Jewish tradition likes to speak of two different types of mitzvot, or commandments. On the one hand there are mishpatim, injunctions that make sense and are rooted in reason. Absent the gift of Torah, individuals and communities hopefully would have figured out that prohibitions against murder and theft are necessary to create a civil society. […]See More
This week, in parsha Shelach, we will read about the mitzvah of titzit. Tzitzit are worn during worship and they offer a tangible reminder of all of the 613 commandments, they stand as an important symbol of who we are supposed to be. Tzitzit serve to remind us that everyone has Torah inside them – either academically, experientially, or spirituality. To keep Judaism alive, each individual has to acknowledge those treasures and generously share them with others. While the roles of rabbis, cantors, and educators are of utmost importance, the true beauty of Torah is that everyone has something to teach, and should view it as a sacred obligation to do so.

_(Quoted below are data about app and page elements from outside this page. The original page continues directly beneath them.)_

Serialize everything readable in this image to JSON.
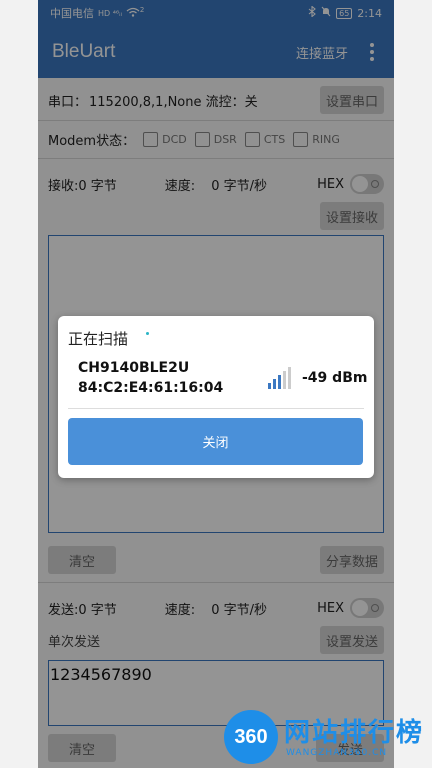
{
  "status_bar": {
    "carrier": "中国电信",
    "network_badges": "HD ⁴⁶ᵢₗ",
    "wifi_badge": "2",
    "battery": "65",
    "time": "2:14"
  },
  "appbar": {
    "title": "BleUart",
    "connect_label": "连接蓝牙"
  },
  "serial": {
    "label": "串口：",
    "value": "115200,8,1,None 流控：关",
    "button": "设置串口"
  },
  "modem": {
    "label": "Modem状态：",
    "signals": [
      "DCD",
      "DSR",
      "CTS",
      "RING"
    ]
  },
  "receive": {
    "label": "接收:0 字节",
    "speed_label": "速度:",
    "speed_value": "0 字节/秒",
    "hex_label": "HEX",
    "button": "设置接收",
    "clear_button": "清空",
    "share_button": "分享数据"
  },
  "send": {
    "label": "发送:0 字节",
    "speed_label": "速度:",
    "speed_value": "0 字节/秒",
    "hex_label": "HEX",
    "single_label": "单次发送",
    "button": "设置发送",
    "input_value": "1234567890",
    "clear_button": "清空",
    "send_button": "发送"
  },
  "dialog": {
    "title": "正在扫描",
    "device_name": "CH9140BLE2U",
    "device_mac": "84:C2:E4:61:16:04",
    "rssi": "-49 dBm",
    "signal_level": 0.6,
    "close_button": "关闭"
  },
  "watermark": {
    "badge": "360",
    "text": "网站排行榜",
    "subtext": "WANGZHAN360.CN"
  },
  "colors": {
    "primary": "#3b78c2",
    "button_blue": "#4a90d9",
    "watermark": "#1e8ee8"
  }
}
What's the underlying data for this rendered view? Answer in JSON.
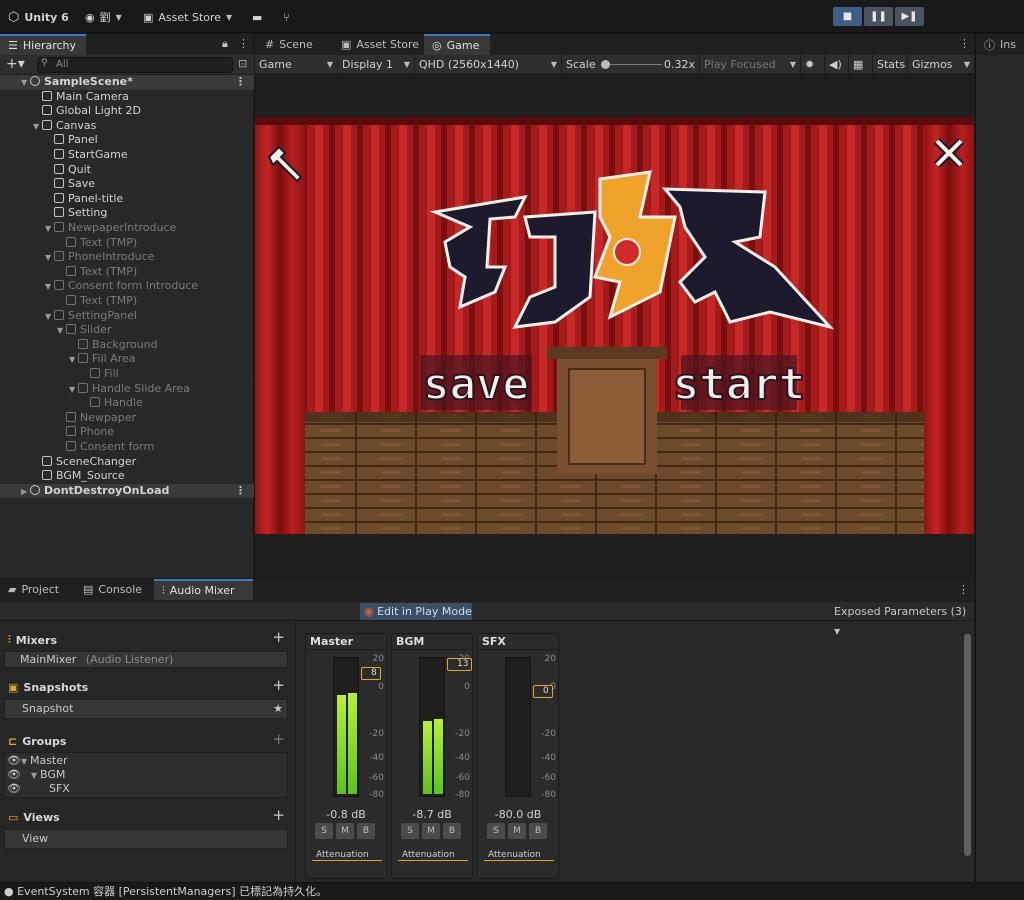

This summer, we are saddened that you will not be able to share your Torah with us in person. We will miss the crucial conversations about current events, the debates over halacha and Jewish peoplehood, and the kavanah during tefillah and shirah. We will not be able to share our Torah with each other in person, however, the notion of tzitzit, also reminds us that Judaism is portable. Wherever we go, wherever we might be, our values and our practices can inform our lives and the lives of others.
During these summer months, when we are not physically together, we implore you to continue to share your Torah. Remember the magic of camp, and do what you can to bring it into your own home. Torah represents a practice towards living that can accompany us wherever we might be found: recite a blessing upon perfecting a new skill; reach out to an old friend; remember the importance our camp middot (values) play in our everyday lives.
Every time our hands brush by those tzitzit, we’re reminded that it is a collective job to educate and share our own insights and that Jewish identity is portable – able to be invoked to enhance life no matter where we are.